Age 8-11: When Your Child Becomes a ‘Reader’

At this age, most children have mastered the mechanics so can read quite well and independently access stories, books and magazines appropriate to their ability.
In a way, this is another beginning. The ability to read is the foundation on which to develop a real love of reading and to become a reader – someone who chooses to read for pleasure.

However, it is also the stage when many other things can distract children from reading. So your continued involvement and guidance is vital to give reading a chance to embed and become part of your child’s life.

Keep the Routine Going

If your child has yet to really establish a reading habit of their own, continue encouraging them, keep the distractions at a distance and create a quiet time and space for reading.

Encourage Independent Reading

Many children can be reluctant to take the step to becoming independent. Even when they are able to read alone it can be daunting. One strategy that really works to encourage independent reading is to take advantage of the fact that children often want to stay up late. Try saying, ‘It’s time to turn the lights out and settle down, but if you want ten more minutes before we do that, you can read.’

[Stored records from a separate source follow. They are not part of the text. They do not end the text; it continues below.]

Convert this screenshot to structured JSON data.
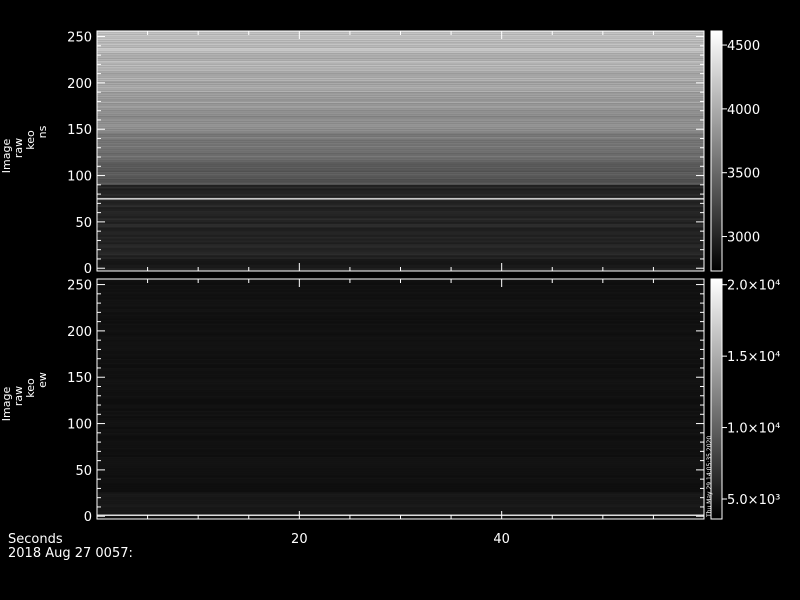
{
  "chart_data": [
    {
      "type": "heatmap",
      "ylabel_lines": [
        "Image",
        "raw",
        "keo",
        "ns"
      ],
      "yticks": [
        0,
        50,
        100,
        150,
        200,
        250
      ],
      "ylim": [
        -3,
        256
      ],
      "xlim": [
        0,
        60
      ],
      "xticks_major": [
        20,
        40
      ],
      "colorbar": {
        "ticks": [
          {
            "value": 3000,
            "label": "3000"
          },
          {
            "value": 3500,
            "label": "3500"
          },
          {
            "value": 4000,
            "label": "4000"
          },
          {
            "value": 4500,
            "label": "4500"
          }
        ],
        "range": [
          2730,
          4610
        ]
      }
    },
    {
      "type": "heatmap",
      "ylabel_lines": [
        "Image",
        "raw",
        "keo",
        "ew"
      ],
      "yticks": [
        0,
        50,
        100,
        150,
        200,
        250
      ],
      "ylim": [
        -3,
        256
      ],
      "xlim": [
        0,
        60
      ],
      "xticks_major": [
        20,
        40
      ],
      "colorbar": {
        "ticks": [
          {
            "value": 5000,
            "label": "5.0×10³"
          },
          {
            "value": 10000,
            "label": "1.0×10⁴"
          },
          {
            "value": 15000,
            "label": "1.5×10⁴"
          },
          {
            "value": 20000,
            "label": "2.0×10⁴"
          }
        ],
        "range": [
          3600,
          20400
        ]
      },
      "side_note": "Thu May 29 14:05:35 2020"
    }
  ],
  "xaxis": {
    "label": "Seconds",
    "ticks": [
      {
        "value": 20,
        "label": "20"
      },
      {
        "value": 40,
        "label": "40"
      }
    ],
    "date": "2018 Aug 27 0057:"
  }
}
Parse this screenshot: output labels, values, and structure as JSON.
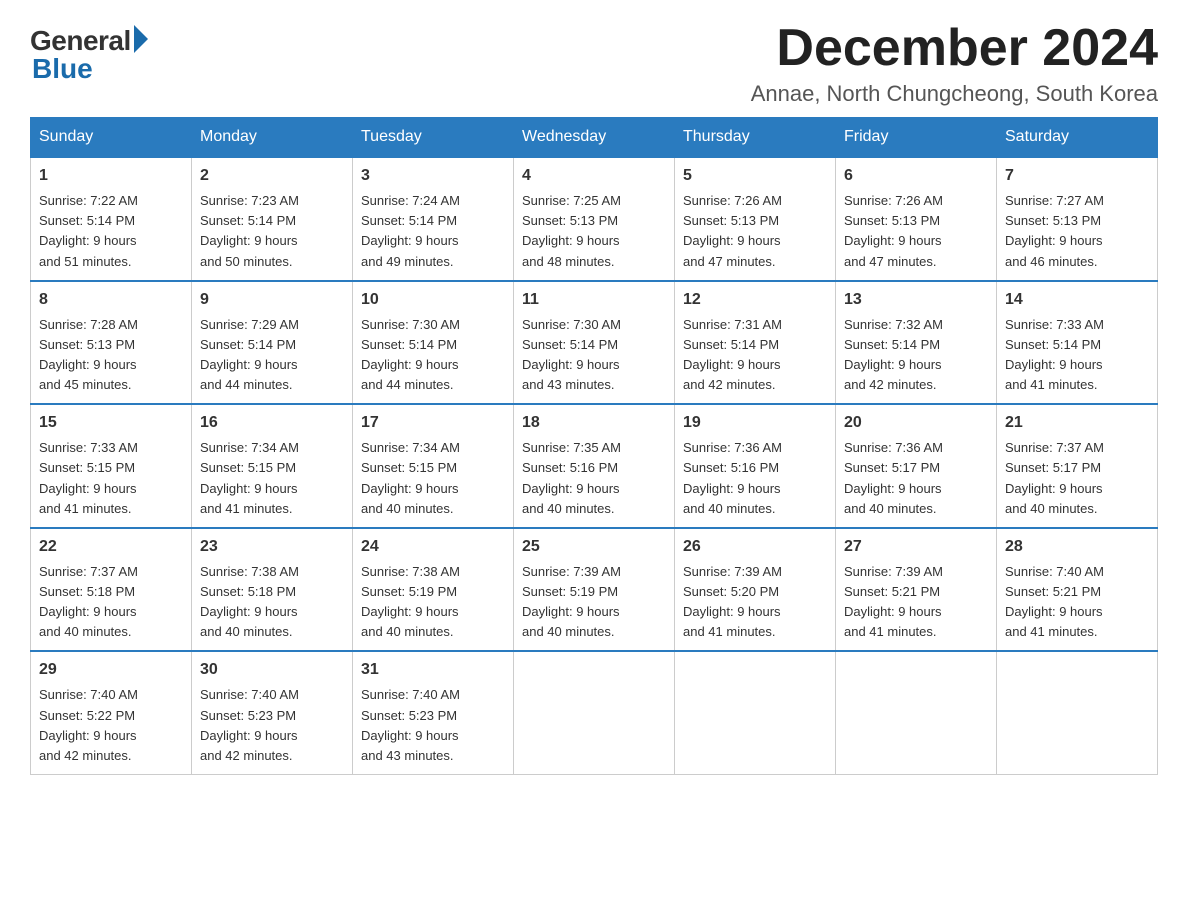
{
  "header": {
    "logo_general": "General",
    "logo_blue": "Blue",
    "month_title": "December 2024",
    "subtitle": "Annae, North Chungcheong, South Korea"
  },
  "weekdays": [
    "Sunday",
    "Monday",
    "Tuesday",
    "Wednesday",
    "Thursday",
    "Friday",
    "Saturday"
  ],
  "weeks": [
    [
      {
        "day": "1",
        "info": "Sunrise: 7:22 AM\nSunset: 5:14 PM\nDaylight: 9 hours\nand 51 minutes."
      },
      {
        "day": "2",
        "info": "Sunrise: 7:23 AM\nSunset: 5:14 PM\nDaylight: 9 hours\nand 50 minutes."
      },
      {
        "day": "3",
        "info": "Sunrise: 7:24 AM\nSunset: 5:14 PM\nDaylight: 9 hours\nand 49 minutes."
      },
      {
        "day": "4",
        "info": "Sunrise: 7:25 AM\nSunset: 5:13 PM\nDaylight: 9 hours\nand 48 minutes."
      },
      {
        "day": "5",
        "info": "Sunrise: 7:26 AM\nSunset: 5:13 PM\nDaylight: 9 hours\nand 47 minutes."
      },
      {
        "day": "6",
        "info": "Sunrise: 7:26 AM\nSunset: 5:13 PM\nDaylight: 9 hours\nand 47 minutes."
      },
      {
        "day": "7",
        "info": "Sunrise: 7:27 AM\nSunset: 5:13 PM\nDaylight: 9 hours\nand 46 minutes."
      }
    ],
    [
      {
        "day": "8",
        "info": "Sunrise: 7:28 AM\nSunset: 5:13 PM\nDaylight: 9 hours\nand 45 minutes."
      },
      {
        "day": "9",
        "info": "Sunrise: 7:29 AM\nSunset: 5:14 PM\nDaylight: 9 hours\nand 44 minutes."
      },
      {
        "day": "10",
        "info": "Sunrise: 7:30 AM\nSunset: 5:14 PM\nDaylight: 9 hours\nand 44 minutes."
      },
      {
        "day": "11",
        "info": "Sunrise: 7:30 AM\nSunset: 5:14 PM\nDaylight: 9 hours\nand 43 minutes."
      },
      {
        "day": "12",
        "info": "Sunrise: 7:31 AM\nSunset: 5:14 PM\nDaylight: 9 hours\nand 42 minutes."
      },
      {
        "day": "13",
        "info": "Sunrise: 7:32 AM\nSunset: 5:14 PM\nDaylight: 9 hours\nand 42 minutes."
      },
      {
        "day": "14",
        "info": "Sunrise: 7:33 AM\nSunset: 5:14 PM\nDaylight: 9 hours\nand 41 minutes."
      }
    ],
    [
      {
        "day": "15",
        "info": "Sunrise: 7:33 AM\nSunset: 5:15 PM\nDaylight: 9 hours\nand 41 minutes."
      },
      {
        "day": "16",
        "info": "Sunrise: 7:34 AM\nSunset: 5:15 PM\nDaylight: 9 hours\nand 41 minutes."
      },
      {
        "day": "17",
        "info": "Sunrise: 7:34 AM\nSunset: 5:15 PM\nDaylight: 9 hours\nand 40 minutes."
      },
      {
        "day": "18",
        "info": "Sunrise: 7:35 AM\nSunset: 5:16 PM\nDaylight: 9 hours\nand 40 minutes."
      },
      {
        "day": "19",
        "info": "Sunrise: 7:36 AM\nSunset: 5:16 PM\nDaylight: 9 hours\nand 40 minutes."
      },
      {
        "day": "20",
        "info": "Sunrise: 7:36 AM\nSunset: 5:17 PM\nDaylight: 9 hours\nand 40 minutes."
      },
      {
        "day": "21",
        "info": "Sunrise: 7:37 AM\nSunset: 5:17 PM\nDaylight: 9 hours\nand 40 minutes."
      }
    ],
    [
      {
        "day": "22",
        "info": "Sunrise: 7:37 AM\nSunset: 5:18 PM\nDaylight: 9 hours\nand 40 minutes."
      },
      {
        "day": "23",
        "info": "Sunrise: 7:38 AM\nSunset: 5:18 PM\nDaylight: 9 hours\nand 40 minutes."
      },
      {
        "day": "24",
        "info": "Sunrise: 7:38 AM\nSunset: 5:19 PM\nDaylight: 9 hours\nand 40 minutes."
      },
      {
        "day": "25",
        "info": "Sunrise: 7:39 AM\nSunset: 5:19 PM\nDaylight: 9 hours\nand 40 minutes."
      },
      {
        "day": "26",
        "info": "Sunrise: 7:39 AM\nSunset: 5:20 PM\nDaylight: 9 hours\nand 41 minutes."
      },
      {
        "day": "27",
        "info": "Sunrise: 7:39 AM\nSunset: 5:21 PM\nDaylight: 9 hours\nand 41 minutes."
      },
      {
        "day": "28",
        "info": "Sunrise: 7:40 AM\nSunset: 5:21 PM\nDaylight: 9 hours\nand 41 minutes."
      }
    ],
    [
      {
        "day": "29",
        "info": "Sunrise: 7:40 AM\nSunset: 5:22 PM\nDaylight: 9 hours\nand 42 minutes."
      },
      {
        "day": "30",
        "info": "Sunrise: 7:40 AM\nSunset: 5:23 PM\nDaylight: 9 hours\nand 42 minutes."
      },
      {
        "day": "31",
        "info": "Sunrise: 7:40 AM\nSunset: 5:23 PM\nDaylight: 9 hours\nand 43 minutes."
      },
      {
        "day": "",
        "info": ""
      },
      {
        "day": "",
        "info": ""
      },
      {
        "day": "",
        "info": ""
      },
      {
        "day": "",
        "info": ""
      }
    ]
  ]
}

Continue to Read to Your Child

Co-reading can really come into its own at this point. You can start with as little as a paragraph each and build it up over time. There’s no rush, just take it at a comfortable pace for your child. Co-reading is a great way to introduce your child to books they might not otherwise tackle on their own because they may see them as too challenging.

Bring Books to Life

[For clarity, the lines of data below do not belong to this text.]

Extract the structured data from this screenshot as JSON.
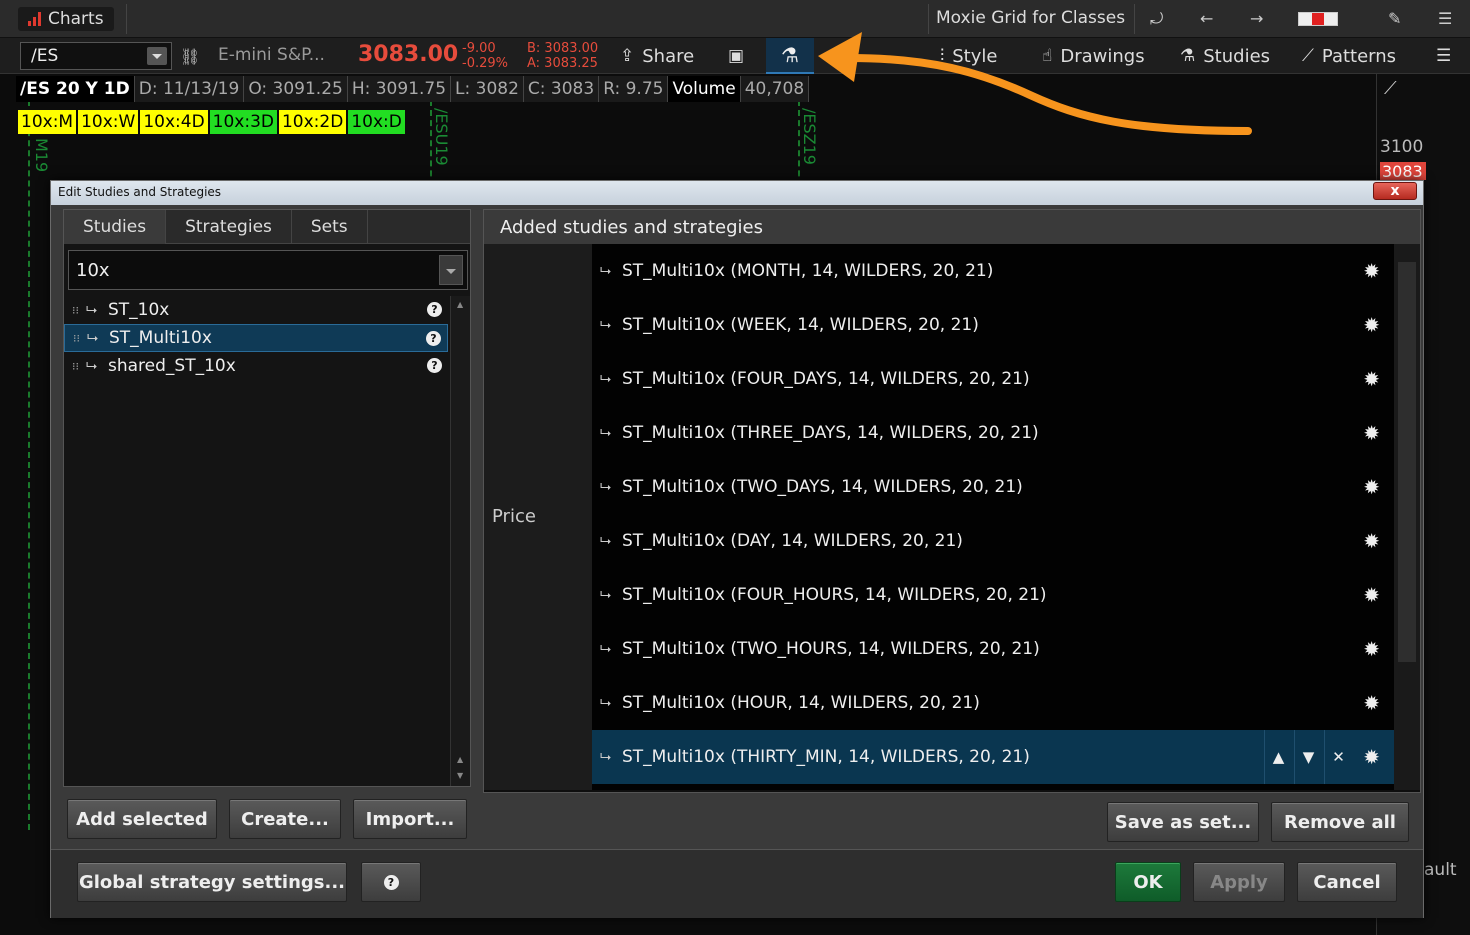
{
  "titlebar": {
    "app_tab": "Charts",
    "grid_name": "Moxie Grid for Classes"
  },
  "symbol_bar": {
    "symbol": "/ES",
    "description": "E-mini S&P...",
    "price": "3083.00",
    "change": "-9.00",
    "change_pct": "-0.29%",
    "bid": "B: 3083.00",
    "ask": "A: 3083.25",
    "share_label": "Share",
    "style_label": "Style",
    "drawings_label": "Drawings",
    "studies_label": "Studies",
    "patterns_label": "Patterns"
  },
  "info_bar": {
    "symbol_period": "/ES 20 Y 1D",
    "date": "D: 11/13/19",
    "open": "O: 3091.25",
    "high": "H: 3091.75",
    "low": "L: 3082",
    "close": "C: 3083",
    "range": "R: 9.75",
    "volume_label": "Volume",
    "volume_value": "40,708"
  },
  "study_labels": [
    {
      "text": "10x:M",
      "color": "#ffff00"
    },
    {
      "text": "10x:W",
      "color": "#ffff00"
    },
    {
      "text": "10x:4D",
      "color": "#ffff00"
    },
    {
      "text": "10x:3D",
      "color": "#22dd22"
    },
    {
      "text": "10x:2D",
      "color": "#ffff00"
    },
    {
      "text": "10x:D",
      "color": "#22dd22"
    }
  ],
  "chart": {
    "expiry_labels": [
      "M19",
      "/ESU19",
      "/ESZ19"
    ],
    "price_3100": "3100",
    "price_tag": "3083",
    "corner_text": "ault"
  },
  "dialog": {
    "title": "Edit Studies and Strategies",
    "close_label": "x",
    "tabs": [
      "Studies",
      "Strategies",
      "Sets"
    ],
    "search_value": "10x",
    "studies": [
      {
        "name": "ST_10x",
        "selected": false
      },
      {
        "name": "ST_Multi10x",
        "selected": true
      },
      {
        "name": "shared_ST_10x",
        "selected": false
      }
    ],
    "help_glyph": "?",
    "added_header": "Added studies and strategies",
    "group_label": "Price",
    "added": [
      "ST_Multi10x (MONTH, 14, WILDERS, 20, 21)",
      "ST_Multi10x (WEEK, 14, WILDERS, 20, 21)",
      "ST_Multi10x (FOUR_DAYS, 14, WILDERS, 20, 21)",
      "ST_Multi10x (THREE_DAYS, 14, WILDERS, 20, 21)",
      "ST_Multi10x (TWO_DAYS, 14, WILDERS, 20, 21)",
      "ST_Multi10x (DAY, 14, WILDERS, 20, 21)",
      "ST_Multi10x (FOUR_HOURS, 14, WILDERS, 20, 21)",
      "ST_Multi10x (TWO_HOURS, 14, WILDERS, 20, 21)",
      "ST_Multi10x (HOUR, 14, WILDERS, 20, 21)",
      "ST_Multi10x (THIRTY_MIN, 14, WILDERS, 20, 21)"
    ],
    "buttons": {
      "add_selected": "Add selected",
      "create": "Create...",
      "import": "Import...",
      "save_as_set": "Save as set...",
      "remove_all": "Remove all",
      "global_settings": "Global strategy settings...",
      "ok": "OK",
      "apply": "Apply",
      "cancel": "Cancel"
    }
  },
  "colors": {
    "accent_orange": "#f7941d",
    "price_red": "#e74c3c",
    "selection_blue": "#0f3a56",
    "ok_green": "#1d7a3b"
  }
}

Look for opportunities to bring books you have at home to life – for instance, if your child’s a dedicated Minecraft player, then read the Minecraft books together at bedtime. Show an interest in your child’s game play and ask your child to explain it to you later using the book.

Inspire Them

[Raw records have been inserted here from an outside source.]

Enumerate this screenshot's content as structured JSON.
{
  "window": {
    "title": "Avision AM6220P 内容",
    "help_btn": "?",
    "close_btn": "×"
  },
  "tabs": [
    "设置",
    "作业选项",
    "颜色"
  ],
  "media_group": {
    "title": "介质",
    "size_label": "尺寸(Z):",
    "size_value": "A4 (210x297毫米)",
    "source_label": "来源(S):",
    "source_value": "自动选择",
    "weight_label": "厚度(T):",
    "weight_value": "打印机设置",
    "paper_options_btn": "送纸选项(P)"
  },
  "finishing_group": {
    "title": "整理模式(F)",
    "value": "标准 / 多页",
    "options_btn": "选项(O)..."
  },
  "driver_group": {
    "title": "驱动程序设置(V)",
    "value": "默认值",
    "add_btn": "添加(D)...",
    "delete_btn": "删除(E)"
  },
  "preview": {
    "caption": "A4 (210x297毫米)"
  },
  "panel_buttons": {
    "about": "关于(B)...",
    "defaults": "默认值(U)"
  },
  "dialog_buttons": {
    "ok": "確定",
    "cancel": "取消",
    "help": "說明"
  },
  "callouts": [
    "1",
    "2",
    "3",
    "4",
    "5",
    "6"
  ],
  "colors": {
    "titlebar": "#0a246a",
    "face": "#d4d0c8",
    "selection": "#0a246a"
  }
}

Children love their own popular culture. You may find a good magazine really hits the spot, and feeds their emerging interest in films, gaming, pop music, art and craft, football or other sports. If they love a magazine, get a subscription. If they’re still exploring the choices, make it part of your family routine to go to choose one at the weekend. If you have a very sporty child, the sports pages of the newspaper can be a great thing to give them to read because it makes them feel very grown up! And other media can open up an interest in reading. If your child has enjoyed watching a film, TV programme or DVD, give them the book and explain that the book always has more in it – so it will be even better!

The information and tips on this page are taken from Help Your Child Love Reading, which contains advice on encouraging reading for every age group – from babies to teens.